Provide only the number of lines below that contain the word "pressure".

Extracted information: Begin

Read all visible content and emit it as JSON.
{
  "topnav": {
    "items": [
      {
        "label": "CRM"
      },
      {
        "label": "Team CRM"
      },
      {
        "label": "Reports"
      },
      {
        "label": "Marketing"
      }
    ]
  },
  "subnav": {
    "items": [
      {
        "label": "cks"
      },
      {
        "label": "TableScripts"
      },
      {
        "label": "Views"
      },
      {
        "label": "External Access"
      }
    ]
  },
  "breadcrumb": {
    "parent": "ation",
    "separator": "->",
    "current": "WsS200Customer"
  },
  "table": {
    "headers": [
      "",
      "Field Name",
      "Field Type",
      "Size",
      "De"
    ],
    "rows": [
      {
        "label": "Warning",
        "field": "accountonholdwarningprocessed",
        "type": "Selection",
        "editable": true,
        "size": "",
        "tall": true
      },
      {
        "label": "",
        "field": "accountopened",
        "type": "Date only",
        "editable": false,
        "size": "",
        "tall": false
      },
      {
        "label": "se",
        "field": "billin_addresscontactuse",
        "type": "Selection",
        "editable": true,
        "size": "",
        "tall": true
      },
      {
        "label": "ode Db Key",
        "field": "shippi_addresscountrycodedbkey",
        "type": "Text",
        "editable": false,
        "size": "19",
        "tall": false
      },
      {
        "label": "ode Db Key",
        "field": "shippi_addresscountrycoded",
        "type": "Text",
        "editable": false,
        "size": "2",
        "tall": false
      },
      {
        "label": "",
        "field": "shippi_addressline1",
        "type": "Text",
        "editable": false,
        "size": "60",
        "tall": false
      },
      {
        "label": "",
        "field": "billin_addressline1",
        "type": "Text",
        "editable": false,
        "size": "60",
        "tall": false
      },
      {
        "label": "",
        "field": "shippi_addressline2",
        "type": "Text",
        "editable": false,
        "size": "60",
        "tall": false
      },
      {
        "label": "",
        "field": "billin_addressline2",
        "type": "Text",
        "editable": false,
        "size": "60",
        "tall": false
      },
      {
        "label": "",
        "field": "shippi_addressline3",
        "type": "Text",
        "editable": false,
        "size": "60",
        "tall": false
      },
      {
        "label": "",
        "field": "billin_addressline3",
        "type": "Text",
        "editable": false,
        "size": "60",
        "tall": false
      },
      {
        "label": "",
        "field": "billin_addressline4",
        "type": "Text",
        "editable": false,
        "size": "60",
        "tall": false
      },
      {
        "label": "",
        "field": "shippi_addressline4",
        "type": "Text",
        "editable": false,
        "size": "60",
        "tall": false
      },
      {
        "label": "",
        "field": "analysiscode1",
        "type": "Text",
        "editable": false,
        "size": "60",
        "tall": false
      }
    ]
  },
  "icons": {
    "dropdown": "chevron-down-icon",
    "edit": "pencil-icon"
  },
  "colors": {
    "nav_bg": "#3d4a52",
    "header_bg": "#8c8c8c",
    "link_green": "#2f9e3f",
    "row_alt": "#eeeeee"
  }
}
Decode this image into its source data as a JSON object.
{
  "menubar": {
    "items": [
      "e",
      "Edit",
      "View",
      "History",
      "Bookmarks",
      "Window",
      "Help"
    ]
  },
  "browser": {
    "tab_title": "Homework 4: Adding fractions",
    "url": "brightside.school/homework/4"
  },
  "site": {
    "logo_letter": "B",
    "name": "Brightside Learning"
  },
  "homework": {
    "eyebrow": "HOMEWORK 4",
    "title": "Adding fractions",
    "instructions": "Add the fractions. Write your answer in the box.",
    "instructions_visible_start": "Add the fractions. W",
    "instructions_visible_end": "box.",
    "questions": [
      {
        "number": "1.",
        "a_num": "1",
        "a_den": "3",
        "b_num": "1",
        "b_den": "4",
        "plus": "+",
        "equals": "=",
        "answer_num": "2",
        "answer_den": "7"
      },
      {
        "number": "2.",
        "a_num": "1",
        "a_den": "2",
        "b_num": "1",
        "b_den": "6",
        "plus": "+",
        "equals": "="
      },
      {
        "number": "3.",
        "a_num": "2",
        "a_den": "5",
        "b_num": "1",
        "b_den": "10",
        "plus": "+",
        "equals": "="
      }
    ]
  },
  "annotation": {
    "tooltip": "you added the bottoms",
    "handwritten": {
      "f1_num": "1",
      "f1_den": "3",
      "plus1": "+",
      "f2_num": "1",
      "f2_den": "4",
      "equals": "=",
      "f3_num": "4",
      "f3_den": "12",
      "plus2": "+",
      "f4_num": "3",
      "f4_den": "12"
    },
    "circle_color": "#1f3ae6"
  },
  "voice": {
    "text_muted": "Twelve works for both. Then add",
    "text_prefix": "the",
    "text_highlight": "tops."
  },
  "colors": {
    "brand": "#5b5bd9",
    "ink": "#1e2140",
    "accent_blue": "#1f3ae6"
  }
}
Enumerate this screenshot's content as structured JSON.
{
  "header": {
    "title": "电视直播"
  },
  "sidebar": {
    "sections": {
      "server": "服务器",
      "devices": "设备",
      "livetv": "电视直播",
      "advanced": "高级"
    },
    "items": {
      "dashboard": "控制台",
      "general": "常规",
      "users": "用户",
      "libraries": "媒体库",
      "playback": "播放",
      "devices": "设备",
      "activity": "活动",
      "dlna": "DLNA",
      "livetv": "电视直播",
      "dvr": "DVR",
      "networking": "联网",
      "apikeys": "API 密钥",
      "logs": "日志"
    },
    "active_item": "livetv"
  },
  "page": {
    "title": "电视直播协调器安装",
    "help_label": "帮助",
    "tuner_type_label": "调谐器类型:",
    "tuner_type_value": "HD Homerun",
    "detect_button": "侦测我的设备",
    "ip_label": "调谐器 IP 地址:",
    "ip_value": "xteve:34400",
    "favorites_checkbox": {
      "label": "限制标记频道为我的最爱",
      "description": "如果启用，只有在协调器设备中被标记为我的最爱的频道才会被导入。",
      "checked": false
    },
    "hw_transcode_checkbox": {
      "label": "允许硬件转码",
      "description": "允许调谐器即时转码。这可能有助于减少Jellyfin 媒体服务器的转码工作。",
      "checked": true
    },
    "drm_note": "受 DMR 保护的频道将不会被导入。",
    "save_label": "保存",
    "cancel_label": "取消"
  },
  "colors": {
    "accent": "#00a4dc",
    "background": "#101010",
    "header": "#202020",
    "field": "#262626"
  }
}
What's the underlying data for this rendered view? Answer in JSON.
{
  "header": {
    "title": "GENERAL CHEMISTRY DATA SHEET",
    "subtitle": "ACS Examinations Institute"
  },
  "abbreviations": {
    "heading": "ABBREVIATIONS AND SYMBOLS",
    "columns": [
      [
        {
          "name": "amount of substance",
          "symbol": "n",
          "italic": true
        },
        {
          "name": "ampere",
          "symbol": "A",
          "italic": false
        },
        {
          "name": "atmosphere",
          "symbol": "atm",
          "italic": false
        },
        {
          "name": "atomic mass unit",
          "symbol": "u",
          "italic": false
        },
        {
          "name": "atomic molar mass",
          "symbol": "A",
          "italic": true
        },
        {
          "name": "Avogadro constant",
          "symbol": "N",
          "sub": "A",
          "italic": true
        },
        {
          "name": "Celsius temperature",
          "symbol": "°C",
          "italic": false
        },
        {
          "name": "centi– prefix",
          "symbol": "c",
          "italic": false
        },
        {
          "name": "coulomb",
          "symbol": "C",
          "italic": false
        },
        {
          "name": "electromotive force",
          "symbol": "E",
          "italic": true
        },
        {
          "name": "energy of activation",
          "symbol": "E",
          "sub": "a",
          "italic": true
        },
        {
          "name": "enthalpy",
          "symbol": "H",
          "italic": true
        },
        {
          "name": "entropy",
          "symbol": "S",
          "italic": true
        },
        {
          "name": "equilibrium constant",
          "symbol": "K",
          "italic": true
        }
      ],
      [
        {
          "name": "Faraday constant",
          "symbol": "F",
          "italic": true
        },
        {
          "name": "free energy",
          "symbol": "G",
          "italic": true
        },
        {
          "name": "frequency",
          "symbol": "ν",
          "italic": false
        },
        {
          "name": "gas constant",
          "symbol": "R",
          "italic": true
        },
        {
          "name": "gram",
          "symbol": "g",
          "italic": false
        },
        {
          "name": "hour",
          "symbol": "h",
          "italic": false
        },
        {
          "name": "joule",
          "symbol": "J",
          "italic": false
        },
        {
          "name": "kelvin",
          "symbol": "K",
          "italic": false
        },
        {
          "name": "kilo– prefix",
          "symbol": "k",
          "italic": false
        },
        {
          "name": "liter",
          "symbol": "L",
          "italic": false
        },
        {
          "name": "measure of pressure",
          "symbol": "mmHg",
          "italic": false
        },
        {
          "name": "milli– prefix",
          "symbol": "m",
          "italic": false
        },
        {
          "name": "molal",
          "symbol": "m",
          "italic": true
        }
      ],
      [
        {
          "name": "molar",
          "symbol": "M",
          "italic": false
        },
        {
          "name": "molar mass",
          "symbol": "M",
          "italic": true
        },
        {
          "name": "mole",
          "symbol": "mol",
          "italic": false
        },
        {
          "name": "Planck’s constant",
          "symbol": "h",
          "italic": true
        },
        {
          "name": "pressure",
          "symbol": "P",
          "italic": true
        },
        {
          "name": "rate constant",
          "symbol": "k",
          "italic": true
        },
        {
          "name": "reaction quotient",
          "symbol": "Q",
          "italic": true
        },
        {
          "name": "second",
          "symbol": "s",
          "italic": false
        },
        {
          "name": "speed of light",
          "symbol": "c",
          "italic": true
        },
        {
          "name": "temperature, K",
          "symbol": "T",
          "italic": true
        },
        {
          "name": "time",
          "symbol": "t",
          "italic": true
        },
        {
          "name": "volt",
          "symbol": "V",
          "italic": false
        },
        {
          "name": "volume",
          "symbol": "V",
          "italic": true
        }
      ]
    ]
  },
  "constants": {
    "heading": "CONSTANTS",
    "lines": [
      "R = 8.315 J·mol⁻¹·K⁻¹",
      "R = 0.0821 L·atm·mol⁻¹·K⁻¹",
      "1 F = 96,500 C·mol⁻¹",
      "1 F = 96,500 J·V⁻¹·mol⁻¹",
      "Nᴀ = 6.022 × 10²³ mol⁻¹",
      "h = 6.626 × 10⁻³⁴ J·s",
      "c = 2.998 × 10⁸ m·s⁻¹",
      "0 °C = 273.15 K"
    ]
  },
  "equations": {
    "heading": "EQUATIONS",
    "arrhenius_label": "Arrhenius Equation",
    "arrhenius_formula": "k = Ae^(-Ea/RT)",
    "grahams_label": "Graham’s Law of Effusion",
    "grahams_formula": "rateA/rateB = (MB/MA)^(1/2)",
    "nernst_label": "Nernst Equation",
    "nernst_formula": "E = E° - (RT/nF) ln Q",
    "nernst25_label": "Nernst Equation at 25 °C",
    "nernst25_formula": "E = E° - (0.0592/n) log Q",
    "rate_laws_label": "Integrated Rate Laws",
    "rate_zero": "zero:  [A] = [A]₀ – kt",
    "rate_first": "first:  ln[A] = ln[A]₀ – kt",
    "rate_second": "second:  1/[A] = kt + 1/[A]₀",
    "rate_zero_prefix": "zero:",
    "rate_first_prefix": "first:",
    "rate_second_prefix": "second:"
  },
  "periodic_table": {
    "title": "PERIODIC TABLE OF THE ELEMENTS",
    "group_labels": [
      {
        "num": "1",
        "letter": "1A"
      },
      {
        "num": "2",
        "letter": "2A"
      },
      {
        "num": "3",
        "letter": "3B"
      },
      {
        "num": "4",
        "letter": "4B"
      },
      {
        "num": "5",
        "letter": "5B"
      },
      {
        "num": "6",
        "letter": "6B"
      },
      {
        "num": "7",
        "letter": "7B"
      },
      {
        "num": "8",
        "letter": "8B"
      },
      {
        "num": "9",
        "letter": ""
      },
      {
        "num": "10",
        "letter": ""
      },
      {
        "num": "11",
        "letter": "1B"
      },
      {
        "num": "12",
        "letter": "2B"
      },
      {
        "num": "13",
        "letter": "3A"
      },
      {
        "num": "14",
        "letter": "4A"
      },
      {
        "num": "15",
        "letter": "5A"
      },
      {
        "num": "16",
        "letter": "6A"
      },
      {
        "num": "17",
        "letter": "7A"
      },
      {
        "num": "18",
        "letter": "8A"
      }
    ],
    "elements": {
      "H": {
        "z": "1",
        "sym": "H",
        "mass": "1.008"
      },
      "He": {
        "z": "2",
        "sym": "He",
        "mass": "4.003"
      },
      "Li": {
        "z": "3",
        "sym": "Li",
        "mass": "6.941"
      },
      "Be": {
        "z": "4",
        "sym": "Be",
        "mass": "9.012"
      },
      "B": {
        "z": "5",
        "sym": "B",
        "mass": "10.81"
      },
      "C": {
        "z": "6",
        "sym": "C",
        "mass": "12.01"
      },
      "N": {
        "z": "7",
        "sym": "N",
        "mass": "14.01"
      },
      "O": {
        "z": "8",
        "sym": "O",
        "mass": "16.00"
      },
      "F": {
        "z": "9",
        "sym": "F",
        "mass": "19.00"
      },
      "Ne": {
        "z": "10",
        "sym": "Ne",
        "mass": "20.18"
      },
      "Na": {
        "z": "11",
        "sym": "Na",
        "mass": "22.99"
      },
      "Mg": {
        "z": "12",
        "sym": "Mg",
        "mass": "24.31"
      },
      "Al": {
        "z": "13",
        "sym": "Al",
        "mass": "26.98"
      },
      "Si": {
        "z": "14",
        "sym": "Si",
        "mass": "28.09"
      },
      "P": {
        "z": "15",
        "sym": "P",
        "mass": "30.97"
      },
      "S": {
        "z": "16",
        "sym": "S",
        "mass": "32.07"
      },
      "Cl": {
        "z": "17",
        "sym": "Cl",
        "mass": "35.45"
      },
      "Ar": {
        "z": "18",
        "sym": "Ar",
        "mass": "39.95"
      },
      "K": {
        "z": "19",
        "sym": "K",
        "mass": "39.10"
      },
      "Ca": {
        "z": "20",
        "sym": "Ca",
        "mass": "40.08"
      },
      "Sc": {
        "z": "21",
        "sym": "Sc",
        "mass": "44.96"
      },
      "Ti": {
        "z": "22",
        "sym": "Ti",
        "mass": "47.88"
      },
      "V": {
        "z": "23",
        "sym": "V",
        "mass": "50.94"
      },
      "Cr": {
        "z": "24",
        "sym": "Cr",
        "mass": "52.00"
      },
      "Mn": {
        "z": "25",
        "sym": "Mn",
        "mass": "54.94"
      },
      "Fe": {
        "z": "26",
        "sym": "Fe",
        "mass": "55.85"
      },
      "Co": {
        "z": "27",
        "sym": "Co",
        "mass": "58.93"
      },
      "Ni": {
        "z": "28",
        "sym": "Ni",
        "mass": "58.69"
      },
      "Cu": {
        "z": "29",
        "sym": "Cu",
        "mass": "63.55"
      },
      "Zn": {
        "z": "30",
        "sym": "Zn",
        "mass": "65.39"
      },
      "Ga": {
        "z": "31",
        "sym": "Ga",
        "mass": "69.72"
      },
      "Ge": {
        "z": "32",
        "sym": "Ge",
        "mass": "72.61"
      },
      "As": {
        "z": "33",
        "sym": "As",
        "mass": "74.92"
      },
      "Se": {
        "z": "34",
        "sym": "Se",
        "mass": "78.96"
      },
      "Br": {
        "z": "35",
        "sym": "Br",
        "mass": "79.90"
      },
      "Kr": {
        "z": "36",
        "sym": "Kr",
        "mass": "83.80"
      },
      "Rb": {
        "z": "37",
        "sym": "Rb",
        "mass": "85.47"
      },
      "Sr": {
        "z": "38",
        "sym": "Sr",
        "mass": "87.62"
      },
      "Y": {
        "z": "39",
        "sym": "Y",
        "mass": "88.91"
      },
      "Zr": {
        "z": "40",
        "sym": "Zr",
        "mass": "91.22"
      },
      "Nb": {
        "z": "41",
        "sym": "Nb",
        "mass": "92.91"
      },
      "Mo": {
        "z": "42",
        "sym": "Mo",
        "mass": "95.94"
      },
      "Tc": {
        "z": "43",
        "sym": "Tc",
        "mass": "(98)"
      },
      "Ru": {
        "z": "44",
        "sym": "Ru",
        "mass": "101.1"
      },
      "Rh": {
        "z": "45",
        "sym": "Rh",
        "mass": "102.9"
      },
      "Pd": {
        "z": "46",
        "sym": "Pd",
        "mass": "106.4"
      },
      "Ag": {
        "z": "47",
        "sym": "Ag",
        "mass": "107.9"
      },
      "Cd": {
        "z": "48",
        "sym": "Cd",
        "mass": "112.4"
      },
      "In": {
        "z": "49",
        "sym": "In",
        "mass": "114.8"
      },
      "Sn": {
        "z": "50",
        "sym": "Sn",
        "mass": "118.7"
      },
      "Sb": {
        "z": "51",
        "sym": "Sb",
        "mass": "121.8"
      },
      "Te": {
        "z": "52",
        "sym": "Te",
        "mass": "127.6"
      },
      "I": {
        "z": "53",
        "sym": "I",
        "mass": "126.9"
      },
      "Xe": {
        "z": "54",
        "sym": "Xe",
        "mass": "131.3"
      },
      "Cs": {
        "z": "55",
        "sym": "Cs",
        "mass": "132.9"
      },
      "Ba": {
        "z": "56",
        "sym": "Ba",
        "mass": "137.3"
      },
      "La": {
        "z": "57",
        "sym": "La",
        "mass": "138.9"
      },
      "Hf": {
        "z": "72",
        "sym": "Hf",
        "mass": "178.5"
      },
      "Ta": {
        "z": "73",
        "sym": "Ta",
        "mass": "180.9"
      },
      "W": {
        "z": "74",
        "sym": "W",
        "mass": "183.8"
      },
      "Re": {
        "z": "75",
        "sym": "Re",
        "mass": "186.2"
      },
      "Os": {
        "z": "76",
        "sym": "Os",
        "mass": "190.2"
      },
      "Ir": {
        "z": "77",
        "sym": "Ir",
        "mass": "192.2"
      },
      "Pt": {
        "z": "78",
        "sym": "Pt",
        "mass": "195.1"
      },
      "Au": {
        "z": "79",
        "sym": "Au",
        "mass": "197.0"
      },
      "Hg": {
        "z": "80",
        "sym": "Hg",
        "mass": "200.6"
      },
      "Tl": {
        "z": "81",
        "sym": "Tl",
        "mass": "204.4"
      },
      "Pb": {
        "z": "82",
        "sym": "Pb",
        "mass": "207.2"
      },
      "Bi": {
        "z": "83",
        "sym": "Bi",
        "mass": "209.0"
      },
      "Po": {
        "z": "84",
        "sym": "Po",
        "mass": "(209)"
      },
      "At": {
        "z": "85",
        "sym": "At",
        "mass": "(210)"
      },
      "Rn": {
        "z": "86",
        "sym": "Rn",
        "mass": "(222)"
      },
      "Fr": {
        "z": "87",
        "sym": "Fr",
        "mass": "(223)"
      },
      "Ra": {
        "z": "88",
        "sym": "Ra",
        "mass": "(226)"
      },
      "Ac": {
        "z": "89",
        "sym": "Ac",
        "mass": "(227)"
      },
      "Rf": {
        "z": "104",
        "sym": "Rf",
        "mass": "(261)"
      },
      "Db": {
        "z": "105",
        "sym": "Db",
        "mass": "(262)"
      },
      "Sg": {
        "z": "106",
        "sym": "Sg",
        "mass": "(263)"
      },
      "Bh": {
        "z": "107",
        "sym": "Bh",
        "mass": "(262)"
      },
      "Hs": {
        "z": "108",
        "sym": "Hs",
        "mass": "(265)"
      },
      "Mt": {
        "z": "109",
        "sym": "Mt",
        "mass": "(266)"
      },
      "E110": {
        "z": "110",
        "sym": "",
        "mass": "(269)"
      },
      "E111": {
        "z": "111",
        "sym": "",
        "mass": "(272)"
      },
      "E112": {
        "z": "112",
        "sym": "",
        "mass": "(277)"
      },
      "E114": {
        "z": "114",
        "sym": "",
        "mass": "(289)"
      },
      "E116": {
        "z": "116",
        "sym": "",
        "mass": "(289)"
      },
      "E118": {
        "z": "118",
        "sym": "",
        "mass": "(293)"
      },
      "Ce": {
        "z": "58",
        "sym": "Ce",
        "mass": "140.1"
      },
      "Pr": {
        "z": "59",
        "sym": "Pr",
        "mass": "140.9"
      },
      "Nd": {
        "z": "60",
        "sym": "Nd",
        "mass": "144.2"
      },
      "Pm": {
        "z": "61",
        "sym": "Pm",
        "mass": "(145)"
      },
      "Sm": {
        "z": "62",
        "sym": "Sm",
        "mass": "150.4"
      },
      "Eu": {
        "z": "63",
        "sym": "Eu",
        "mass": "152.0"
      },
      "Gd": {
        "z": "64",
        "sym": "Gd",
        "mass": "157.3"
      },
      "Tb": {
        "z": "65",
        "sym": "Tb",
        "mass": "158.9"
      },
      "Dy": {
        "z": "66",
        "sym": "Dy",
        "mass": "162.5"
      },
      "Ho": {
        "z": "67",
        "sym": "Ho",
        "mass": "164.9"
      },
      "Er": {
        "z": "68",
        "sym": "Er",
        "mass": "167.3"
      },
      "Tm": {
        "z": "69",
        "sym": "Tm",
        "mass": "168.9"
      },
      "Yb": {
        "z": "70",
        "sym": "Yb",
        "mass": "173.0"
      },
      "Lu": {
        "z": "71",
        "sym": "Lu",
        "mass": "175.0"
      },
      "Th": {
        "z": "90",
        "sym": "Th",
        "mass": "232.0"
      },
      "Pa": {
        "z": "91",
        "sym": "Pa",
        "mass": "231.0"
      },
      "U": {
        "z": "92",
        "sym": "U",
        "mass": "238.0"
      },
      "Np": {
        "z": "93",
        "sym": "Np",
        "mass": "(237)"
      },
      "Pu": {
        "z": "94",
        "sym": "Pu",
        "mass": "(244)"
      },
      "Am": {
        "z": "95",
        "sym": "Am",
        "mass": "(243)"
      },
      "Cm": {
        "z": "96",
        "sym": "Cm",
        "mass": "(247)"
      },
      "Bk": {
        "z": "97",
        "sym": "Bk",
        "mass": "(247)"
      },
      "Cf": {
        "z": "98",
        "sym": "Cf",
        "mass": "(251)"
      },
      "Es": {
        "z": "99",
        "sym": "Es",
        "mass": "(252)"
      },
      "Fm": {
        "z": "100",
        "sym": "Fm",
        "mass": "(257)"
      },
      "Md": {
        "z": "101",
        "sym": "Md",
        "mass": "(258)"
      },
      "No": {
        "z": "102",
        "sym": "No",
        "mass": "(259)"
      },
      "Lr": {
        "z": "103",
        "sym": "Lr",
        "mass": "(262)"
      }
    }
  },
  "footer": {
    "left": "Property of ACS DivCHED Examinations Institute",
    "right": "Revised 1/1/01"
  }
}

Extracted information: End

▶ Solution for this exercise:
2